Finally boostered

Finally boostered!

Hooray, I am finally boostered! I did not mind what I would get, but ended up for the 3rd time getting the BioNTech/Pfizer mRNA vaccine.

UPDATE (23.01.2022):
I received some feedback concerning this 2-sentence blog post. I never really think much about the vaccination anymore. To me, the situation appears very clear from a science-based medical perspective. Below, I will keep adding answers to some questions and statements.

  1. I do not believe the >90% efficacy of the mRNA vaccine.
    The >90% efficacy of the BioNTech/Pfizer mRNA vaccine in the phase III trials does not mean that equally high numbers are achieved after FDA approval in real life. There are many reasons why the real effect is likely lower, but perhaps the biggest factor is that the subjects that participated in the phase III clinical studies are NOT representative of the whole population. In fact, the homogeneity of the subjects is a desired property of a phase III study, because it makes the interpretation of the results so much easier. But that is not a good argument against vaccination. No vaccination is 100% effective and if reasonably deployed, even vaccinations with efficacies as low as 50% can make a big difference. However, it is important that the vaccinee is aware of the imperfect protection and behaves accordingly. Otherwise, the feeling of being protected can result in more risky behavior and therefore paradoxically in more infections.
  2. Why would the current mRNA vaccine protect from Omicron? The mRNA vaccine was designed based on the original Wuhan-Hu-1 strain and Omicron is totally different!
    It is correct that Omicron has 33 amino acid changes in the spike protein compared to the wildtype Wuhan-Hu-1. The Delta variant has only 8 amino acid changes. Given that the whole spike protein is 1273 amino acids long (Wuhan-Hu-1), these proteins are still highly identical and will have largely the same structure, but not a completely identical structure*. Therefore antibodies generated against the mRNA vaccine will still recognize the spike protein of Omicron, but less efficiently than they would recognize the spike protein of the original Wuhan-Hu-1 strain (they have a lower affinity). However, one can - up to a certain point - compensate for lower affinity by increasing the amount (concentration) of the antibody and that's exactly what the 3rd shot is accomplishing.

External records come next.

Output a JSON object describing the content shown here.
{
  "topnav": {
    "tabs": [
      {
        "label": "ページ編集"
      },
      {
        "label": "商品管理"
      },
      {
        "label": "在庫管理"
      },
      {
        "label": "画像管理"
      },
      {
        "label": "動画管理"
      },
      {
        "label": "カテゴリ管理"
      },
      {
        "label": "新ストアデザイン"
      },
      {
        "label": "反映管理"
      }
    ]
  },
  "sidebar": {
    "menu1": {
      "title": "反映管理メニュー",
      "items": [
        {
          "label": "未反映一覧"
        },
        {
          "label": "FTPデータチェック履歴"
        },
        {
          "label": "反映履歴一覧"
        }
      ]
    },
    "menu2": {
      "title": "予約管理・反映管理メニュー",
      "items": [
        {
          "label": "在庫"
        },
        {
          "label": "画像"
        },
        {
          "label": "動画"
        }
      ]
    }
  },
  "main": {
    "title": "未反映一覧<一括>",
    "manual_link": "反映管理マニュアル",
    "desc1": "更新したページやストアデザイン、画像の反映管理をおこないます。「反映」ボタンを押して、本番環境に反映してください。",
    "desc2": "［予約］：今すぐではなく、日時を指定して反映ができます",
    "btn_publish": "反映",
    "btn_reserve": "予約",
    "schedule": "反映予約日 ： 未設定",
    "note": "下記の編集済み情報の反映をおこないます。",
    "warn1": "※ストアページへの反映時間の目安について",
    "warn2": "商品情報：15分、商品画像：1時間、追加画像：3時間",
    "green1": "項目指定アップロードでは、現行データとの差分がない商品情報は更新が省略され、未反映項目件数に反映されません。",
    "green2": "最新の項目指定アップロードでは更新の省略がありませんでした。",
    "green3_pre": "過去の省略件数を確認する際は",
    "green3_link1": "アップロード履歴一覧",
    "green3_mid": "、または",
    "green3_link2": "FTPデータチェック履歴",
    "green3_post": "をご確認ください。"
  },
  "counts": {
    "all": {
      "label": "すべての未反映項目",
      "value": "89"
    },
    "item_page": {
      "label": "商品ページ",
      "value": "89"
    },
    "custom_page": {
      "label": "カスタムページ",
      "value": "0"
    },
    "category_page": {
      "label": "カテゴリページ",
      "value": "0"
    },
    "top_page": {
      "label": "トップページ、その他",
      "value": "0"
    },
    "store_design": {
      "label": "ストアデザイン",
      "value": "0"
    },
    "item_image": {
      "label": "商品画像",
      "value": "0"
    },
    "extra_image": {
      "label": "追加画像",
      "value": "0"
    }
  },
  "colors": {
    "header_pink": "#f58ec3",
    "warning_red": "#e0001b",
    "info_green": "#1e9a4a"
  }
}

    But there's another angle to this: The fact that pushing the antibody response might lead to a spillover from the IgG-dominated response to the production of some IgA antibodies. Whether all of these antibodies are de-novo responses or whether some result from switching of antigen-experienced cells (from IgG to IgA) is unclear. Theoretically, such a switch would be possible to both IgGa1 and IgGa2 because the necessary DNA sequences are still available downstream aven after the initial class switch. From IgG1 and IgG3 the switch would be possible to both IgA1 and IgA2; from IgG2 and IgG4 the switch would only be possible to IgA2.

    In any case, even though not dominant, there are also IgM plasma cells and IgM memory cells, which could theoretically undergo a class switch. The same is true for hypermutation. Although these cells can hypermutate they mostly do not hypermutate (or at least not much). Instead, they maintain a lower affinity and therefore a broader reactivity, resulting in a specific capacity to cope with variant forms of pathogens, which might induce them again to undergo further maturation in germinal centers.

    I have no clue which of these scenarios is playing out in SARS-CoV2 infected humans who have been primed three times by the mRNA vaccine. I assume that nobody really knows, but exactly the fuzziness of the immune response is what makes it resilient towards any type of challenge. I trust my immune system to be fuzzy and smart enough to react to the 3rd shot with a variety of heuristic strategies that have been proven in the evolutionary past to mostly work.

* In addition, Delta has one 2-aa deletion compared to Wuhan-Hu-1, and Omicron has one 2-aa-deletion, one 3-aa-deletion and one 2-aa-insertion.